Your objective: Please output only the lines that run from the line containing "Serialize everything readable" through the end of the material below, exactly.

Excerpted data:
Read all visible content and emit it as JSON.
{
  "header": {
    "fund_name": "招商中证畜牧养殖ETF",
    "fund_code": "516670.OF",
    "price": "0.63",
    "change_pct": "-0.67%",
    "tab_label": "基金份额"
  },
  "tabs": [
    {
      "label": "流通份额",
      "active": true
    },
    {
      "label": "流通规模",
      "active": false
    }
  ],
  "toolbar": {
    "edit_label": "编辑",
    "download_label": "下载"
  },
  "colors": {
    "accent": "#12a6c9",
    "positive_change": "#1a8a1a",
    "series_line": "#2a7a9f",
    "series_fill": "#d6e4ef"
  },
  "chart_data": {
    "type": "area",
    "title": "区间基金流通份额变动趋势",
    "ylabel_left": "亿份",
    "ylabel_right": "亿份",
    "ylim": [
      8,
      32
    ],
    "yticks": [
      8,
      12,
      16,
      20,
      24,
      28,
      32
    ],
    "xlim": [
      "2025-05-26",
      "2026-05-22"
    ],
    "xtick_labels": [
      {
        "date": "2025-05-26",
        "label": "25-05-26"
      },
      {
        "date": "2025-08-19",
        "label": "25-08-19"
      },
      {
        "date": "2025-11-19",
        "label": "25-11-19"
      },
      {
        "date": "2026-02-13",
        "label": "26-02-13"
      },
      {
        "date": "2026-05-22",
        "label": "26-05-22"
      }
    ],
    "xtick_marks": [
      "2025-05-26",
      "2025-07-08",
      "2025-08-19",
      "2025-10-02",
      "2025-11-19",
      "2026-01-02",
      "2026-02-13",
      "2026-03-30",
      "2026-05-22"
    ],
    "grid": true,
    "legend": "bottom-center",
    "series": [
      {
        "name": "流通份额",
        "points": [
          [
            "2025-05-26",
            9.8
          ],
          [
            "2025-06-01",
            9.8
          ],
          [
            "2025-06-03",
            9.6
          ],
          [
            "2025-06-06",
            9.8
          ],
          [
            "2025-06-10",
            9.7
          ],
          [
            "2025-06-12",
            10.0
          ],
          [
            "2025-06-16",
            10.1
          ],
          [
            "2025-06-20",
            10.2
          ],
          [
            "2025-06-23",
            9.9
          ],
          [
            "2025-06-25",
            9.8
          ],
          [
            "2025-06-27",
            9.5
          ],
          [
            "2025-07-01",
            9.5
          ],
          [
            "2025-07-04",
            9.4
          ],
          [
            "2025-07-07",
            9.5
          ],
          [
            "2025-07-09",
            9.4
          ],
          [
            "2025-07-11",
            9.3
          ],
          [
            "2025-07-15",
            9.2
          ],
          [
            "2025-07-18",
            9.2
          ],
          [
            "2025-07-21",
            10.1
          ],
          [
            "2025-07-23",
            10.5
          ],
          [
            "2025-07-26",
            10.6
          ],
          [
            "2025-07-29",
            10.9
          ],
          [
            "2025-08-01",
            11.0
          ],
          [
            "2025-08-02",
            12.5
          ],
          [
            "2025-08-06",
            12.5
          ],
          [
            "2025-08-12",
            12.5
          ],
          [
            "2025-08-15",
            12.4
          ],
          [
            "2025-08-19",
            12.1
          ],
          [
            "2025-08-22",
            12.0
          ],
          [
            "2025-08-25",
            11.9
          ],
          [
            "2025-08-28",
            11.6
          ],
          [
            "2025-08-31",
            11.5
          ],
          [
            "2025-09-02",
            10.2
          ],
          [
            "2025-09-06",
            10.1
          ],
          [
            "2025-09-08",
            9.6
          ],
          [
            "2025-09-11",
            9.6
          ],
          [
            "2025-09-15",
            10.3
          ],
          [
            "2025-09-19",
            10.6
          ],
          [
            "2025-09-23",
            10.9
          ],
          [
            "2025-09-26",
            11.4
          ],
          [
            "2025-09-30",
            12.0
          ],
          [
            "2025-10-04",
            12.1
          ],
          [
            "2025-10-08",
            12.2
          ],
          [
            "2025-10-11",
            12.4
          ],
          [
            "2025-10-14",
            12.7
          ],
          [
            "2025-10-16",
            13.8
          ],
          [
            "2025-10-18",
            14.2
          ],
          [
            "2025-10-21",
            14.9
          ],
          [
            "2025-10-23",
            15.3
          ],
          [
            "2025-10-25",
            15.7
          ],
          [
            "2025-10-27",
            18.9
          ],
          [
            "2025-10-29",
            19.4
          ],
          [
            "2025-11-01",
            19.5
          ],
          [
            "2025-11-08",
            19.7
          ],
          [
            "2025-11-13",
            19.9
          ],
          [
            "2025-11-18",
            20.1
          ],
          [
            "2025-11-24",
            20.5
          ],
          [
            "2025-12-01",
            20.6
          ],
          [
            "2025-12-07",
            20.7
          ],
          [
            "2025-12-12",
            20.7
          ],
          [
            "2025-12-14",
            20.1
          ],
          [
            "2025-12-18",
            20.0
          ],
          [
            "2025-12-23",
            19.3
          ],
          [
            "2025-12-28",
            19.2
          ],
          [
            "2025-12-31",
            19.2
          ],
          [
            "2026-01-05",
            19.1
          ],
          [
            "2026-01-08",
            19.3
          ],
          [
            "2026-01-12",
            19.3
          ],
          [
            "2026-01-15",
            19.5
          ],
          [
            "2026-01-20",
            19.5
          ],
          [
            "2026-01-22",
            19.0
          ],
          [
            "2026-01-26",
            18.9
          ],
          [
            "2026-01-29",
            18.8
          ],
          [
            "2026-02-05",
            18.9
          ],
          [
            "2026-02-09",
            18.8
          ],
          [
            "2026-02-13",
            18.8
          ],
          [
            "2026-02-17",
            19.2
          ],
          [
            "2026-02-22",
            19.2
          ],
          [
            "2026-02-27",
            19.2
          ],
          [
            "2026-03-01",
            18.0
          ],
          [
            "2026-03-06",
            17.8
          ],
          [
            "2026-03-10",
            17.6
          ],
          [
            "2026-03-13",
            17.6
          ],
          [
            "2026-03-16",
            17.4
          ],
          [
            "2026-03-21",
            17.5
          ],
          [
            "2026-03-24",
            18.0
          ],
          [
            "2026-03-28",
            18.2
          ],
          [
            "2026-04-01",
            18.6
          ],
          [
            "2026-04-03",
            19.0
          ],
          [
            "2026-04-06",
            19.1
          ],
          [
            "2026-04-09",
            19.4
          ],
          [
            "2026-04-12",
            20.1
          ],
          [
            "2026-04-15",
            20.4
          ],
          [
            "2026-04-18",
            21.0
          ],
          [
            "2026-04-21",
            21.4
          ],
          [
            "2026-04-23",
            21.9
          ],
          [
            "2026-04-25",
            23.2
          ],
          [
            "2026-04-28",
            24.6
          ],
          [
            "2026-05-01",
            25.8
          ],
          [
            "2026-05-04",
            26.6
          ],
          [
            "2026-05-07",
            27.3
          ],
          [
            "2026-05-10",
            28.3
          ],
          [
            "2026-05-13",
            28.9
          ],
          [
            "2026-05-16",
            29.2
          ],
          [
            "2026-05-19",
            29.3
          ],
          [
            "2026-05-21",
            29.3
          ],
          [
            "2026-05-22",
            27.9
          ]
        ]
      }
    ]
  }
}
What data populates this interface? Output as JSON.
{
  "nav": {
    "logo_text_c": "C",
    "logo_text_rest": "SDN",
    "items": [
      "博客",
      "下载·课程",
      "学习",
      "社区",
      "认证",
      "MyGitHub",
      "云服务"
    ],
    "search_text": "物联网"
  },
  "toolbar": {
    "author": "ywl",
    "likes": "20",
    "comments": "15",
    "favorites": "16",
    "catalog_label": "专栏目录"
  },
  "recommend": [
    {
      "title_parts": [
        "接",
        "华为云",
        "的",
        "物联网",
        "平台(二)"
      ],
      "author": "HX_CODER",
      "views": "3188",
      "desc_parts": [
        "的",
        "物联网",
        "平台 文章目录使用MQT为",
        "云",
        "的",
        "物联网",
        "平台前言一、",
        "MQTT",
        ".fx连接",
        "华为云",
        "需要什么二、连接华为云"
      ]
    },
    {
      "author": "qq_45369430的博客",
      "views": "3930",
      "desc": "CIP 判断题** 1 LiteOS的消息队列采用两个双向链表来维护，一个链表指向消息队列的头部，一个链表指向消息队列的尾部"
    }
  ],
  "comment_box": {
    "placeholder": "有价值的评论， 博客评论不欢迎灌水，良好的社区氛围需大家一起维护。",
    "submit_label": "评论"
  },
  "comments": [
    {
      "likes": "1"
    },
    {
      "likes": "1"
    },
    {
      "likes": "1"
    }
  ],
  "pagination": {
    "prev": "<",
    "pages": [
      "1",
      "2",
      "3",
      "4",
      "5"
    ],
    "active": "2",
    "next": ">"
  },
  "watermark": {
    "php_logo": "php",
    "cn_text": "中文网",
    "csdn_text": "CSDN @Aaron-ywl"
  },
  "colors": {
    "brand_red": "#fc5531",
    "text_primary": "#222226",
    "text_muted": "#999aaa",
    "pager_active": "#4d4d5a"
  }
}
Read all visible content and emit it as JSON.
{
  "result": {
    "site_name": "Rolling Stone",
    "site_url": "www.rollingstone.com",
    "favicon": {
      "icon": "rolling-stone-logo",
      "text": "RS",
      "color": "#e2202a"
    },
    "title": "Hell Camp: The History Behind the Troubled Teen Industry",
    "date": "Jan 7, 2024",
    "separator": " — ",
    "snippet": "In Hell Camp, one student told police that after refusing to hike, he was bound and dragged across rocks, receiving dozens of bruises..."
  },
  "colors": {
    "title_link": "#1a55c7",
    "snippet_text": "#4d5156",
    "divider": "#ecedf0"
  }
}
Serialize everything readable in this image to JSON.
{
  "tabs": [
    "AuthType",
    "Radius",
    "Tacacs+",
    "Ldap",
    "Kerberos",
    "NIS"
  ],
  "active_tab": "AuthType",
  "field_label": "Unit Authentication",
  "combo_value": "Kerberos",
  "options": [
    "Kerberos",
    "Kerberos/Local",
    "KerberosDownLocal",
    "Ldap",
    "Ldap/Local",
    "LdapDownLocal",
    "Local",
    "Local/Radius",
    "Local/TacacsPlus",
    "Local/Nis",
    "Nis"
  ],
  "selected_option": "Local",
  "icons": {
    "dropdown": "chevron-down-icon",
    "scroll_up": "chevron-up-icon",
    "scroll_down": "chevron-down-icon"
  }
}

Reply:
Serialize everything readable in this image to JSON.
{
  "tabs": [
    "AuthType",
    "Radius",
    "Tacacs+",
    "Ldap",
    "Kerberos",
    "NIS"
  ],
  "active_tab": "AuthType",
  "field_label": "Unit Authentication",
  "combo_value": "Kerberos",
  "options": [
    "Kerberos",
    "Kerberos/Local",
    "KerberosDownLocal",
    "Ldap",
    "Ldap/Local",
    "LdapDownLocal",
    "Local",
    "Local/Radius",
    "Local/TacacsPlus",
    "Local/Nis",
    "Nis"
  ],
  "selected_option": "Local",
  "icons": {
    "dropdown": "chevron-down-icon",
    "scroll_up": "chevron-up-icon",
    "scroll_down": "chevron-down-icon"
  }
}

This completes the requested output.